According to the author, in order to achieve the goals, Washington should build up support for "mainstream Syrian opposition forces" like the Free Syrian Army (FSA) and use them against Daesh militants.
Harrison made a foray into the history of US actions during the Syrian conflict. He explained that in the course of the war Washington provided air support to the Syrian Kurdish YPG forces in the battle against Daesh. At the same time, they never provided a similar level of support to opposition fighters.
The Russian withdrawal from Syria seems to be a signal to President Bashar Assad that Moscow is not interested in being dragged into an open-ended conflict, but instead supports the ceasefire and seeks a political solution.
"With the conflict in the western part of Syria partially frozen due to Russia’s involvement, the center of gravity of the civil war is likely to now shift eastward to ISIS controlled areas. […] What this means is that whoever is successful in liberating territory from ISIS potentially wins the greatest competitive advantages in the broader battle for Syria," the article read.
At the same time, the author wrote, the US should expect a race to retake Raqqa, the de-facto capital of the Daesh "caliphate."
"The problem for the United States is that it doesn’t have sufficient ground forces in Syria to really ramp up its battle against ISIS," the analyst pointed out.
The US should redirect its efforts to Syrian opposition groups which could be effective in fighting Daesh on the ground, he added.

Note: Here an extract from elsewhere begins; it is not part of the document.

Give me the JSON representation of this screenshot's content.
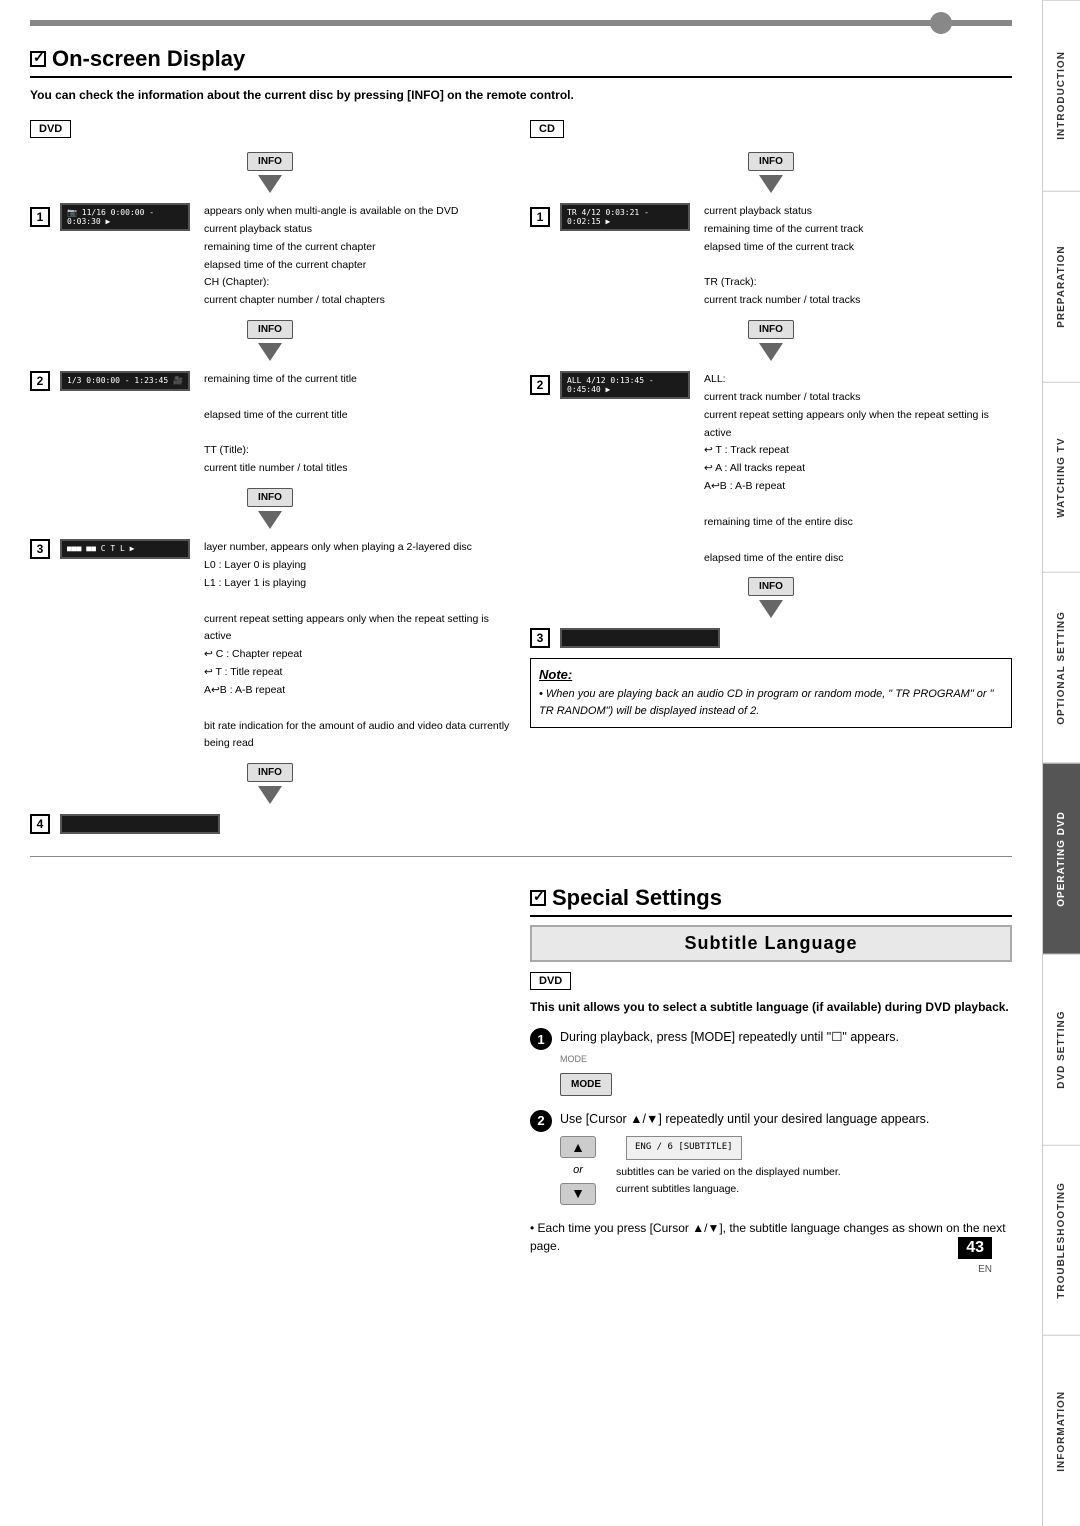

"Prior to Russia’s involvement there was no real diplomatic process, and no prospects for a cease-fire. While Russia’s fortification of Assad clearly contravened the stated policy of the United States, it created an opportunity for a different strategy [for the US to battle Daesh]," Harrison wrote.